“It’s an interesting model for understanding the processes that underlie how animals decide where and when to eat,” said lead author Monika Scholz, a Howard Hughes Medical Institute international student research fellow with UChicago’s Biophysical Sciences program and now at Princeton University. “For these worms, it’s all about the balance between speed and accuracy.”
August 3, 2017
Clever experiment documents multi-scale fluid dynamics.
The new findings, published Aug. 3 in Science, are the first to show that helicity maintains a constant value during the flow of viscous fluids. Vortex dynamics have important applications in everyday life; meteorologists, for example, view helicity as a factor that contributes to the formation of supercell tornadoes.
“The fact that we have some measurements for the first time that show helicity can be preserved, especially in the presence of stretching, can translate directly to those efforts,” said William Irvine, an Associate Professor of Physics in the James Franck Institute, who published the findings along with four co-authors.
Simulating helicity in those flows has been difficult because of the widely separated yet interconnecting scales in which they operate. Previous work had been largely theoretical and involved hypothetical, simpler fluids totally lacking in viscosity. Calculations showed that helicity was conserved in these hypothetical fluids, but viscosity emerged as a significant factor in the flow of actual fluids.

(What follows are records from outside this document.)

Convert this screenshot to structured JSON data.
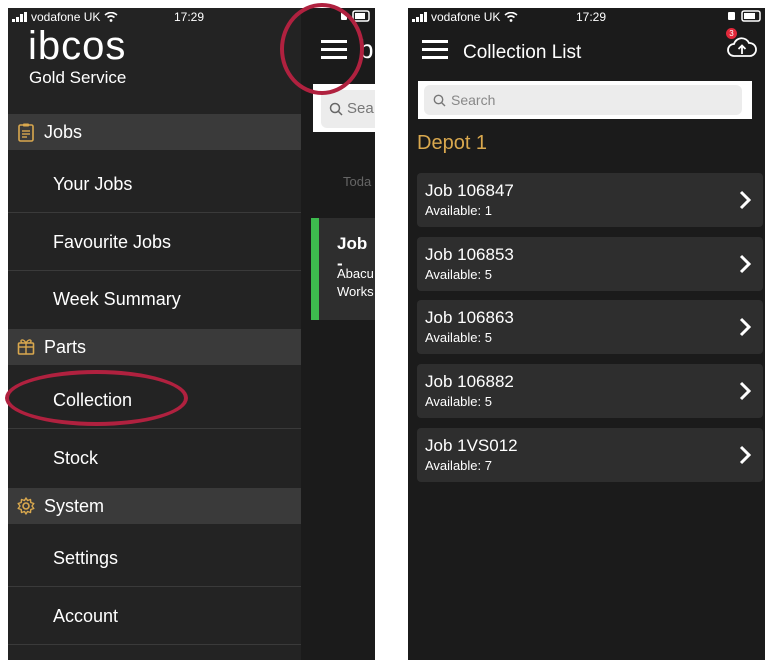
{
  "left": {
    "status": {
      "carrier": "vodafone UK",
      "time": "17:29"
    },
    "logo": "ibcos",
    "subtitle": "Gold Service",
    "sections": [
      {
        "label": "Jobs",
        "items": [
          "Your Jobs",
          "Favourite Jobs",
          "Week Summary"
        ]
      },
      {
        "label": "Parts",
        "items": [
          "Collection",
          "Stock"
        ]
      },
      {
        "label": "System",
        "items": [
          "Settings",
          "Account"
        ]
      }
    ],
    "peek": {
      "title_fragment": "b",
      "search_fragment": "Sea",
      "today_fragment": "Toda",
      "job_title_fragment": "Job -",
      "job_line1_fragment": "Abacu",
      "job_line2_fragment": "Works"
    }
  },
  "right": {
    "status": {
      "carrier": "vodafone UK",
      "time": "17:29"
    },
    "title": "Collection List",
    "upload_badge": "3",
    "search_placeholder": "Search",
    "depot": "Depot 1",
    "jobs": [
      {
        "title": "Job 106847",
        "available": "Available: 1"
      },
      {
        "title": "Job 106853",
        "available": "Available: 5"
      },
      {
        "title": "Job 106863",
        "available": "Available: 5"
      },
      {
        "title": "Job 106882",
        "available": "Available: 5"
      },
      {
        "title": "Job 1VS012",
        "available": "Available: 7"
      }
    ]
  },
  "colors": {
    "accent_gold": "#d9a84e",
    "highlight_circle": "#b0213f",
    "badge_red": "#e0283a",
    "job_stripe_green": "#3dbb4e"
  }
}
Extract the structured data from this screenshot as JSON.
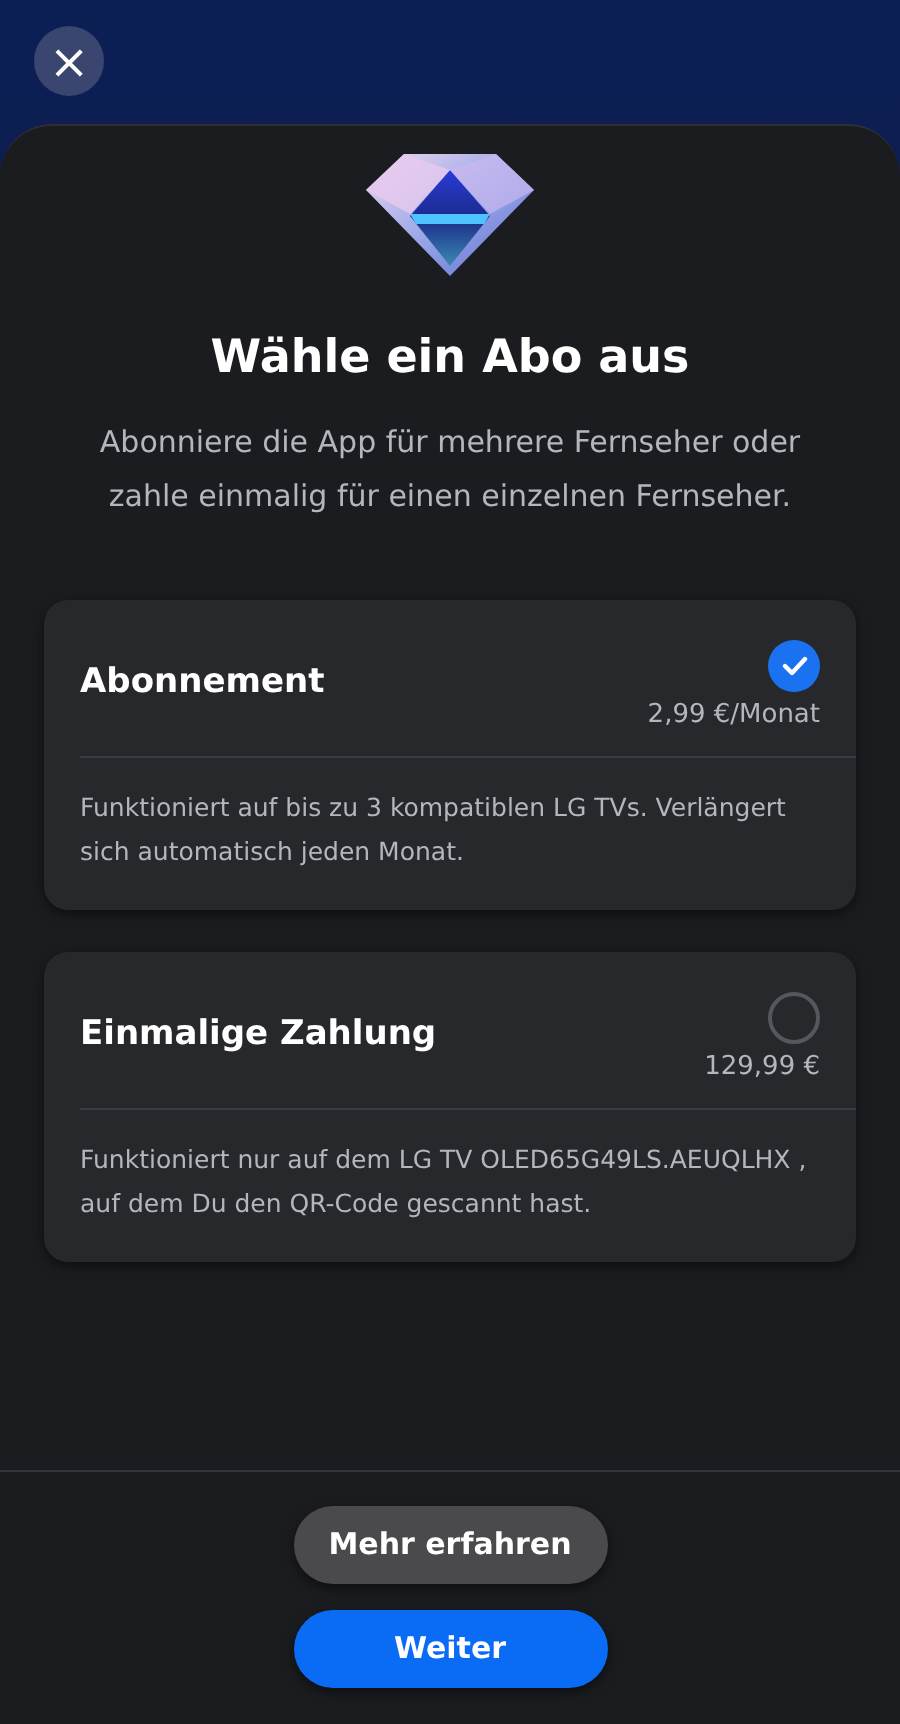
{
  "close_button": {
    "label": "×"
  },
  "title": "Wähle ein Abo aus",
  "subtitle": "Abonniere die App für mehrere Fernseher oder zahle einmalig für einen einzelnen Fernseher.",
  "plans": [
    {
      "name": "Abonnement",
      "price": "2,99 €/Monat",
      "description": "Funktioniert auf bis zu 3 kompatiblen LG TVs. Verlängert sich automatisch jeden Monat.",
      "selected": true
    },
    {
      "name": "Einmalige Zahlung",
      "price": "129,99 €",
      "description": "Funktioniert nur auf dem LG TV OLED65G49LS.AEUQLHX , auf dem Du den QR-Code gescannt hast.",
      "selected": false
    }
  ],
  "buttons": [
    {
      "label": "Mehr erfahren",
      "kind": "secondary"
    },
    {
      "label": "Weiter",
      "kind": "primary"
    }
  ]
}
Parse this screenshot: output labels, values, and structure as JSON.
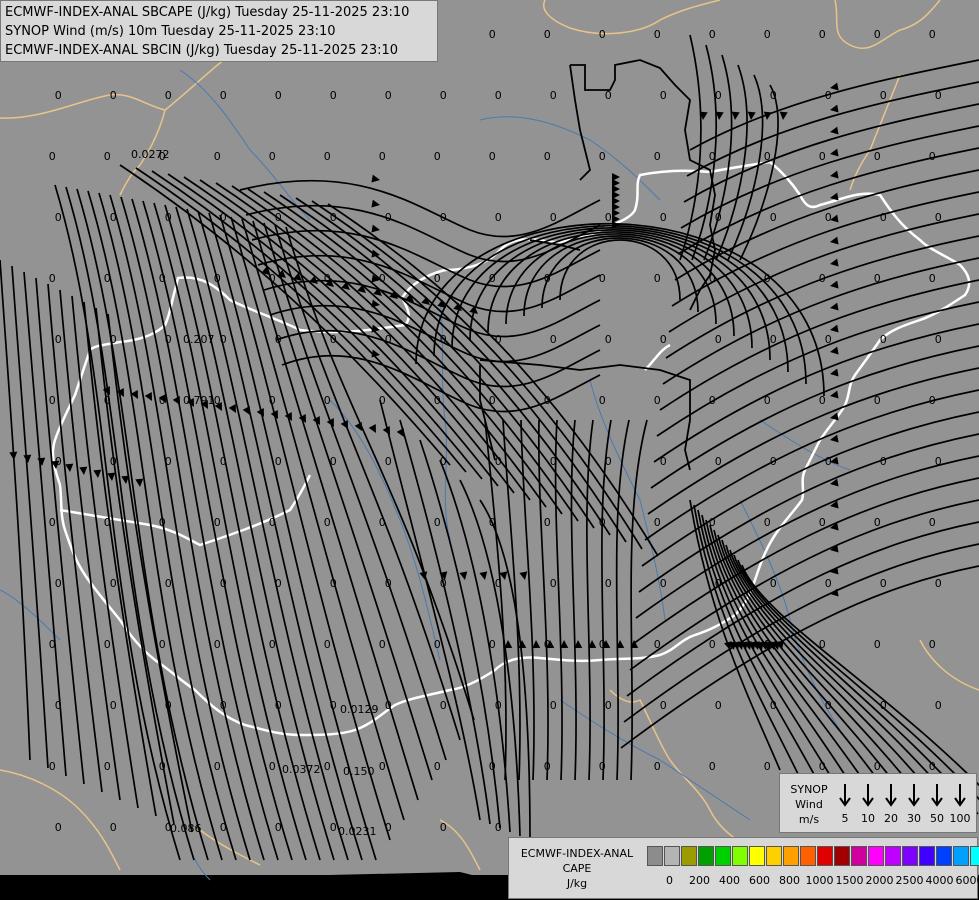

“One of the core problems is that you need to sample or measure features of the flow that exist on very different length scales,” said Martin Scheeler, the study’s lead author, who recently completed his Doctorate in Physics in the JFI. The scales range from the diameter of a vortex (approximately 30 centimeters or one foot) to the diameter of its thin core (approximately one milllimeter or three hundredths of an inch).
“You need to measure the flow inside the core as well as the overall shape evolution of that vortex,” Irvine said. “That’s quite a separation.” Irvine characterized Scheeler’s work in overcoming the experimental challenges— simultaneously tracking the fine details of the flow while still measuring the critical larger-scale dynamics—as “a tour de force.”
July 27, 2017
New method promises easier nanoscale manufacturing.
The new research, published in Science, is expected to make such materials easily available for eventual use in everything from LED displays to cellular phones to photodetectors and solar cells. Though nanomaterials are promising for future devices, ways to build them into complex structures have been limited and small-scale.
“This is a step needed to move quantum dots and many other nanomaterials from proof-of-concept experiments to real technology we can use,” said co-author Dmitri Talapin, Professor of Chemistry in the James Franck Institute and Scientist with the Center for Nanoscale Materials at Argonne. “It really expands our horizons.”
The new technique, called DOLFIN, makes different nanomaterials directly into “ink” in a process that bypasses the need to lay down a polymer stencil. Talapin and his team carefully designed chemical coatings for individual particles. These coatings react with light, so if you shine light through a patterned mask, the light will transfer the pattern directly into the layer of nanoparticles below—wiring them into useful devices.
“We found the quality of the patterns was comparable to those made with state-of-the-art techniques,” said lead author Yuanyuan Wang, postdoctoral researcher in the Talapin group. “It can be used with a wide range of materials, including semiconductors, metals, oxides or magnetic materials—all commonly used in electronics manufacturing.”
The team is working toward commercializing the DOLFIN technology in partnership with UChicago’s Polsky Center for Entrepreneurship and Innovation.
June 27, 2017
Arriving in Autumn 2017.
The JFI is pleased to welcome the Vitelli group to campus in Autumn 2017.